- Data listing
================

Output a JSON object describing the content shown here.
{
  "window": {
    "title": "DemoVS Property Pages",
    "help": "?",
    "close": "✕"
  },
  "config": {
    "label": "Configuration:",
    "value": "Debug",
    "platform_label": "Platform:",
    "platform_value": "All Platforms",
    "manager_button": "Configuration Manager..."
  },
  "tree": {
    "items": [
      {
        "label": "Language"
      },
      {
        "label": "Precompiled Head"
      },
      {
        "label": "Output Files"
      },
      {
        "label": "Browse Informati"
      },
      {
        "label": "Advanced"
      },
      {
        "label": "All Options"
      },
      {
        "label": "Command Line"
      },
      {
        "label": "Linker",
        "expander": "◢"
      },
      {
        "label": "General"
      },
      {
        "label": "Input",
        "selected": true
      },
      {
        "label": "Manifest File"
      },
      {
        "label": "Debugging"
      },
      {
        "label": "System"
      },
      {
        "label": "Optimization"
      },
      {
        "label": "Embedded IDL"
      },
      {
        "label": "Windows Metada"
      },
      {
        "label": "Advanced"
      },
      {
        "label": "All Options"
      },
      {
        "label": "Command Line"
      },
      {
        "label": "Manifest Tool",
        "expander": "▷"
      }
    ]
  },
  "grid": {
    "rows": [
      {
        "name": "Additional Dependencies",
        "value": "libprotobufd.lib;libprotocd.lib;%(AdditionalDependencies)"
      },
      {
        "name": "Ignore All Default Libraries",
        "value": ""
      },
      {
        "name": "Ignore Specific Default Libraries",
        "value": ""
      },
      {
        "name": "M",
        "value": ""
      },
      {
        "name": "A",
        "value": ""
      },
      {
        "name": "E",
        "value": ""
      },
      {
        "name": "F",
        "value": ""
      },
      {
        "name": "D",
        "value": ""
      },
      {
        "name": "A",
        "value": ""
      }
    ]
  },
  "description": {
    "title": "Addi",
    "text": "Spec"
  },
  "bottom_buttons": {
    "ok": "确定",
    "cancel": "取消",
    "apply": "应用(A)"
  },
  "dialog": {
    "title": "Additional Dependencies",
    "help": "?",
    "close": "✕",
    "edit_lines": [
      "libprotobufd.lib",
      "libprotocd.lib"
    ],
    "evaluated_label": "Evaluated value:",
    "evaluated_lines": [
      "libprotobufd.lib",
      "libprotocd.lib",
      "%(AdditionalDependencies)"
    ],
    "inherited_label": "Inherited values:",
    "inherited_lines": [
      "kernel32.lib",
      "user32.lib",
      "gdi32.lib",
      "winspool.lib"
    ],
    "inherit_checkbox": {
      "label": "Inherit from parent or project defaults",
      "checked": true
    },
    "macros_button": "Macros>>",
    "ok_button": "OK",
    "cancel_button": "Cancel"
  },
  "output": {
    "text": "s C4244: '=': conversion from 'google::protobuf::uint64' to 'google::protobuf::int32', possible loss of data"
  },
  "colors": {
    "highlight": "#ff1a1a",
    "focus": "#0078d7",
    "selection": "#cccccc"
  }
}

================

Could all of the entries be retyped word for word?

Output a JSON object describing the content shown here.
{
  "window": {
    "title": "DemoVS Property Pages",
    "help": "?",
    "close": "✕"
  },
  "config": {
    "label": "Configuration:",
    "value": "Debug",
    "platform_label": "Platform:",
    "platform_value": "All Platforms",
    "manager_button": "Configuration Manager..."
  },
  "tree": {
    "items": [
      {
        "label": "Language"
      },
      {
        "label": "Precompiled Head"
      },
      {
        "label": "Output Files"
      },
      {
        "label": "Browse Informati"
      },
      {
        "label": "Advanced"
      },
      {
        "label": "All Options"
      },
      {
        "label": "Command Line"
      },
      {
        "label": "Linker",
        "expander": "◢"
      },
      {
        "label": "General"
      },
      {
        "label": "Input",
        "selected": true
      },
      {
        "label": "Manifest File"
      },
      {
        "label": "Debugging"
      },
      {
        "label": "System"
      },
      {
        "label": "Optimization"
      },
      {
        "label": "Embedded IDL"
      },
      {
        "label": "Windows Metada"
      },
      {
        "label": "Advanced"
      },
      {
        "label": "All Options"
      },
      {
        "label": "Command Line"
      },
      {
        "label": "Manifest Tool",
        "expander": "▷"
      }
    ]
  },
  "grid": {
    "rows": [
      {
        "name": "Additional Dependencies",
        "value": "libprotobufd.lib;libprotocd.lib;%(AdditionalDependencies)"
      },
      {
        "name": "Ignore All Default Libraries",
        "value": ""
      },
      {
        "name": "Ignore Specific Default Libraries",
        "value": ""
      },
      {
        "name": "M",
        "value": ""
      },
      {
        "name": "A",
        "value": ""
      },
      {
        "name": "E",
        "value": ""
      },
      {
        "name": "F",
        "value": ""
      },
      {
        "name": "D",
        "value": ""
      },
      {
        "name": "A",
        "value": ""
      }
    ]
  },
  "description": {
    "title": "Addi",
    "text": "Spec"
  },
  "bottom_buttons": {
    "ok": "确定",
    "cancel": "取消",
    "apply": "应用(A)"
  },
  "dialog": {
    "title": "Additional Dependencies",
    "help": "?",
    "close": "✕",
    "edit_lines": [
      "libprotobufd.lib",
      "libprotocd.lib"
    ],
    "evaluated_label": "Evaluated value:",
    "evaluated_lines": [
      "libprotobufd.lib",
      "libprotocd.lib",
      "%(AdditionalDependencies)"
    ],
    "inherited_label": "Inherited values:",
    "inherited_lines": [
      "kernel32.lib",
      "user32.lib",
      "gdi32.lib",
      "winspool.lib"
    ],
    "inherit_checkbox": {
      "label": "Inherit from parent or project defaults",
      "checked": true
    },
    "macros_button": "Macros>>",
    "ok_button": "OK",
    "cancel_button": "Cancel"
  },
  "output": {
    "text": "s C4244: '=': conversion from 'google::protobuf::uint64' to 'google::protobuf::int32', possible loss of data"
  },
  "colors": {
    "highlight": "#ff1a1a",
    "focus": "#0078d7",
    "selection": "#cccccc"
  }
}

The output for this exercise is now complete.